“Mcr-1 provides relatively low resistance, and mcr-1 strains can still be treated with colistin, but at far higher doses, which is obviously detrimental to the patients as colistin is fairly toxic. I wouldn’t be surprised if we saw the emergence and spread of elements that provide higher resistance to colistin than mcr-1, which would make the situation even worse,” said Professor Balloux.

The mcr-1 gene is mobile and plasmid-borne, meaning it can be transported from one bacterium to another, even of two different species, and confer resistance to colistin. It was identified in China in 2016, followed by a rapid realisation that it had already spread globally, but its exact origin and spread had not yet been determined.

The research team compiled an exhaustive dataset of 457 mcr-1 positive genome sequences isolated from humans and farm animals from five continents, by sequencing the genomes of 110 bacterial strains and systematically mining previously deposited genomic data from publicly available databases.

They analysed this data with novel computational tools to show there had been a single emergence of mcr-1, reliably dated to the mid-2000s and which happened likely in Chinese pig farms. They also reconstructed how the mcr-1 element had been spreading globally and to various bacterial pathogens by hitchhiking with various bacterial mobile genetic elements.

This work represents the first reconstruction of the emergence and spread of an antibiotic resistance element and opens new avenues for improved global surveillance of antibiotic resistance using genomic tools.

Hospitals worldwide are struggling with increasing incidence of hard-to-treat antibiotic-resistant bacterial infections. The World Health Organisation has been raising the alarm over a post-antibiotic era where minor infections could routinely become untreatable. Public Health England predicts that antibiotic resistance could lead to 10 million deaths every year globally by 2050 and to £66 trillion in lost productivity to the global economy.

“There is no consensus yet on the importance of antimicrobials in livestock being a main driver of the antimicrobial resistance public health crisis.
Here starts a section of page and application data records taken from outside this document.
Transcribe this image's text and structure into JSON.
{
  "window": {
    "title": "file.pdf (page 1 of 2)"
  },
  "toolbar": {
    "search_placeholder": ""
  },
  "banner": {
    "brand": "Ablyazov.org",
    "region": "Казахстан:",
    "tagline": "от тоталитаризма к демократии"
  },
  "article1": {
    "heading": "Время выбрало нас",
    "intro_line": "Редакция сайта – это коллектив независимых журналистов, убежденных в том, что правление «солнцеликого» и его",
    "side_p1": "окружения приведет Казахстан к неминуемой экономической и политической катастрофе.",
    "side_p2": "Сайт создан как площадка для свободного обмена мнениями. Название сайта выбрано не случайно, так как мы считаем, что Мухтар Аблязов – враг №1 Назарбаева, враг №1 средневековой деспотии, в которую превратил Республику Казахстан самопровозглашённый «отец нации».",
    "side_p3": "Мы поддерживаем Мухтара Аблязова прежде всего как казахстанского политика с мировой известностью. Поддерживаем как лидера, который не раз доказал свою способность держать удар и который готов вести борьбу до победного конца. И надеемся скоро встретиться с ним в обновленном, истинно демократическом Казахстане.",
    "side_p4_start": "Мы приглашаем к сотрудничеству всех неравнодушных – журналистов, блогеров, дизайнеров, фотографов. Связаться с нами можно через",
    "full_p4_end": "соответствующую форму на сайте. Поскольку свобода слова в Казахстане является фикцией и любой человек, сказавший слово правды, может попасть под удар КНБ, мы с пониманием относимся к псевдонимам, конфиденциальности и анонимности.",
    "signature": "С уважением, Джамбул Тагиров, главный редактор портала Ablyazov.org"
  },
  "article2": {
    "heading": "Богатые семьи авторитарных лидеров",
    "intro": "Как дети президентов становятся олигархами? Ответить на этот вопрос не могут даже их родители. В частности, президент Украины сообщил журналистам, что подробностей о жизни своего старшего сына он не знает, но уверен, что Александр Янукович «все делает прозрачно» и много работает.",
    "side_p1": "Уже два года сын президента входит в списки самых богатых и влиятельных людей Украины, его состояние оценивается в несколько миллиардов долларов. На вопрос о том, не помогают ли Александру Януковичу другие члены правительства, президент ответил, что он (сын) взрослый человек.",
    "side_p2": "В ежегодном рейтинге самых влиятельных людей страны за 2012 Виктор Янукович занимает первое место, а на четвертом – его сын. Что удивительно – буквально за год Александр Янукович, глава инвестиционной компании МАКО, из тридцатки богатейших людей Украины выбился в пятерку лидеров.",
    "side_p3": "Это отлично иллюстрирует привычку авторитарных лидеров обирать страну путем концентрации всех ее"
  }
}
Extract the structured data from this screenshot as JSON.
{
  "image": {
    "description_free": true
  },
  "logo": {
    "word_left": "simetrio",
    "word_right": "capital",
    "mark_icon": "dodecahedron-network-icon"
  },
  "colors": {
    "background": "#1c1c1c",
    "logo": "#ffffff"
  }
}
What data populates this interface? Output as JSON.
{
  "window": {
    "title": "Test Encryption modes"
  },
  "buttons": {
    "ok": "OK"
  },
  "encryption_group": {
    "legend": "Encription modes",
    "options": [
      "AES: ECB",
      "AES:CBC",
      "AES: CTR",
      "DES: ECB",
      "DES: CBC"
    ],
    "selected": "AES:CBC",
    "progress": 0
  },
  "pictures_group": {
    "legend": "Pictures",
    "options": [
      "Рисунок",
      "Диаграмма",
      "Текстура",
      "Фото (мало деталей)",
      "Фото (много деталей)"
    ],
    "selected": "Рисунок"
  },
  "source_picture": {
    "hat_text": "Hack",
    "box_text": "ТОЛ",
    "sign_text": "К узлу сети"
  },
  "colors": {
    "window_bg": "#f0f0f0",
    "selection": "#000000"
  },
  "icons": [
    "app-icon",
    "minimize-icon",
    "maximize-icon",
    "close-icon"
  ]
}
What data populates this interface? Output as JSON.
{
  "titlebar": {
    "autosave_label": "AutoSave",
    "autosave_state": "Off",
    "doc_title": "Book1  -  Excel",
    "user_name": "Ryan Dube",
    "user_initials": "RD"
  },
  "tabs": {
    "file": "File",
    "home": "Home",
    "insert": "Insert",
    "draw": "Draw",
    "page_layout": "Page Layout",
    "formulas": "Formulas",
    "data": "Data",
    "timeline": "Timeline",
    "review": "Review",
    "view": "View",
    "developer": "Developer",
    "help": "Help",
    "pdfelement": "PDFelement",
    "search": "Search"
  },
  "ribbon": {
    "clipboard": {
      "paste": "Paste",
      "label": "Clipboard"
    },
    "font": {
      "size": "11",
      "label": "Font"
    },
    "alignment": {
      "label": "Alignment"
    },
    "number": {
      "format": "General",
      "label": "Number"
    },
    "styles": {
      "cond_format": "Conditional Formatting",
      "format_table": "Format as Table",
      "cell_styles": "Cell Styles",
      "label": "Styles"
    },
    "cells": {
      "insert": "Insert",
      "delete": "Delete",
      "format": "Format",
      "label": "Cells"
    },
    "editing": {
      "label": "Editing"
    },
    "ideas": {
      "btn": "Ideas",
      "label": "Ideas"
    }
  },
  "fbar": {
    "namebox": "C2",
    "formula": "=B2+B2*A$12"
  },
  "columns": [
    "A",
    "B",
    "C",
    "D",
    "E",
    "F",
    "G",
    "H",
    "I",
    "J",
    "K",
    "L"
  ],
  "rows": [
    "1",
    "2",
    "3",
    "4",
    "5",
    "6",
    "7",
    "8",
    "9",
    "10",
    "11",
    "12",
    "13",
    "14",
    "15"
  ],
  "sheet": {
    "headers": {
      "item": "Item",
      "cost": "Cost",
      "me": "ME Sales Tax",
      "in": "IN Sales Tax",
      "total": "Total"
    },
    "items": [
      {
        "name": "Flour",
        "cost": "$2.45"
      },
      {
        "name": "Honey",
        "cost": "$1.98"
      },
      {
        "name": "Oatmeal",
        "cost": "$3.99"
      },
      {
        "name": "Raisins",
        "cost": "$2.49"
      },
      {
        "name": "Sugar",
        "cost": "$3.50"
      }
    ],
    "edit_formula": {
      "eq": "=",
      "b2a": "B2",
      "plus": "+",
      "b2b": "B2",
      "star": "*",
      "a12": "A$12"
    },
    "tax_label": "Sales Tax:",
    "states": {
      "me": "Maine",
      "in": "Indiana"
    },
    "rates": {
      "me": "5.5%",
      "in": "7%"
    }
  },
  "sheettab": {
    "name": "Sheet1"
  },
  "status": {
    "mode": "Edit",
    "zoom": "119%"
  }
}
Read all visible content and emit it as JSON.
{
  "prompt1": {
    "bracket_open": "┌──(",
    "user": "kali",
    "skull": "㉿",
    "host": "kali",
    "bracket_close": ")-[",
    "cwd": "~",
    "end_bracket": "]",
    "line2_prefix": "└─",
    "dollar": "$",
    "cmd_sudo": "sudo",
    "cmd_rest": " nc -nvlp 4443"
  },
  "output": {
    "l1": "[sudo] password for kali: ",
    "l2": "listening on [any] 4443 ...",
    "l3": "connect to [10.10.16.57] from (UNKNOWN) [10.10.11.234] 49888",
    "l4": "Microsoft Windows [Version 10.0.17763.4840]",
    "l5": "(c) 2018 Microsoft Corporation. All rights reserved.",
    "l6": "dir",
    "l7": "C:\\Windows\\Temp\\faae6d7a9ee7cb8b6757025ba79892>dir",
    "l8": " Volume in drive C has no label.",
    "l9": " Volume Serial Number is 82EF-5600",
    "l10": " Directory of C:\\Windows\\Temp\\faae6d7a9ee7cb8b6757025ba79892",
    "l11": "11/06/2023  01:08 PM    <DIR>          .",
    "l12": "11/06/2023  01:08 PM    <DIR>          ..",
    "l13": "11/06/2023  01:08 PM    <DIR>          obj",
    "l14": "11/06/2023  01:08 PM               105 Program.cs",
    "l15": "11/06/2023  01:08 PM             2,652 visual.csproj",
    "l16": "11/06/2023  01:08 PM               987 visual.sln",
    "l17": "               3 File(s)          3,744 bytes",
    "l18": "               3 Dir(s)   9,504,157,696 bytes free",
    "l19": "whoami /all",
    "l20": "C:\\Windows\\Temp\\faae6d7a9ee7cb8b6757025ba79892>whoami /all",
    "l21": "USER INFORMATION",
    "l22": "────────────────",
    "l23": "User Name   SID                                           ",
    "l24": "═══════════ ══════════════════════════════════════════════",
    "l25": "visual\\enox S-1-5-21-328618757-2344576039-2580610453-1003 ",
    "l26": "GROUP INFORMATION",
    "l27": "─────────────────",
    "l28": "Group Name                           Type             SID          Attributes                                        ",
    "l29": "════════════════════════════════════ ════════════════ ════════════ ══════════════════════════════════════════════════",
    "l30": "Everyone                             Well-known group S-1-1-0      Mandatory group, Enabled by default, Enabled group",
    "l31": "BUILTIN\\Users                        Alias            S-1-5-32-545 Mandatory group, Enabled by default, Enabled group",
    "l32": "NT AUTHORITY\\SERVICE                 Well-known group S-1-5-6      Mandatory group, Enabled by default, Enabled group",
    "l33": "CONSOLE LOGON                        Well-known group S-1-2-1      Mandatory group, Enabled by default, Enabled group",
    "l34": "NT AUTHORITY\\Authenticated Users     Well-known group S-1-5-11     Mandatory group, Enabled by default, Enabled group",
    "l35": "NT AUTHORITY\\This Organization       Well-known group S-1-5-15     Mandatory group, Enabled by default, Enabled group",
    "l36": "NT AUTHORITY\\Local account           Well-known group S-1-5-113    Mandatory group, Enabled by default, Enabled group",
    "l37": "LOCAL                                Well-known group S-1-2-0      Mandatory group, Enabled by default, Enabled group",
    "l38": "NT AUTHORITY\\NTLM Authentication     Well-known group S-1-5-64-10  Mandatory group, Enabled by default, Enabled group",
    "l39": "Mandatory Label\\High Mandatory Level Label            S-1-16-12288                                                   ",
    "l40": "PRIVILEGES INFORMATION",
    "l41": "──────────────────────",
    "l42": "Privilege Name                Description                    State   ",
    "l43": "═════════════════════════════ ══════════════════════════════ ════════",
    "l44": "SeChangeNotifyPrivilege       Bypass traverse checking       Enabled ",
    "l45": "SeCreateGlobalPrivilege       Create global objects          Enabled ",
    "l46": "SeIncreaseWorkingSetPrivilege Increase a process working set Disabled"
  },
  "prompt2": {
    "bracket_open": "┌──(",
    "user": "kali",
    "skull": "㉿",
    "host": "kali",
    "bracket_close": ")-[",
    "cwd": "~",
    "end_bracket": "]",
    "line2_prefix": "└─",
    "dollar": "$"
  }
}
That said, the use of antimicrobials in agriculture is not only a scientific issue but also a societal and economic issue that will need to be addressed,” said Professor Balloux.

“Given the dearth of new antibiotics in the pipeline, our best hope to avert the current public health crisis is to improve stewardship of existing drugs, by harnessing the potential of bacterial genome sequencing and translate it into improved surveillance and diagnostics tools,” he added.

“Our study highlights the value of analysing DNA sequenced from hundreds of resistant bacteria to track the spread of dangerous resistance genes around the world. By deciphering the genetic code of these bacteria we found it was possible to predict not only how and where but also when mcr-1 started to spread. This is so important as the presence of mcr-1 across the globe, in many different bacteria species, all within only a decade highlights the ease and speed with which these resistant genes can be disseminated,” said co-author Dr. Lucy van Dorp (UCL Genetics, Evolution & Environment).

“Our work suggests that mcr-1 was already distributed worldwide just a decade after its emergence on a mobile genetic element. While we don’t know the exact transmission routes it spread by, we can presume that other AMR genes will be spread in a similar way, emphasizing that AMR is a truly global problem requiring coordinated international action,” added co-author Liam Shaw (UCL Genetics, Evolution & Environment).


Explore further:
Bacteria resistant to last-resort antibiotic, missed by standard tests

More information:
The global distribution and spread of the mobilized colistin resistance gene mcr-1 Nature Communications DOI: 10.1038/s41467-018-03205-z

Journal reference:
Nature Communications

Provided by:
University College London

Tagged with:

About author

Related Articles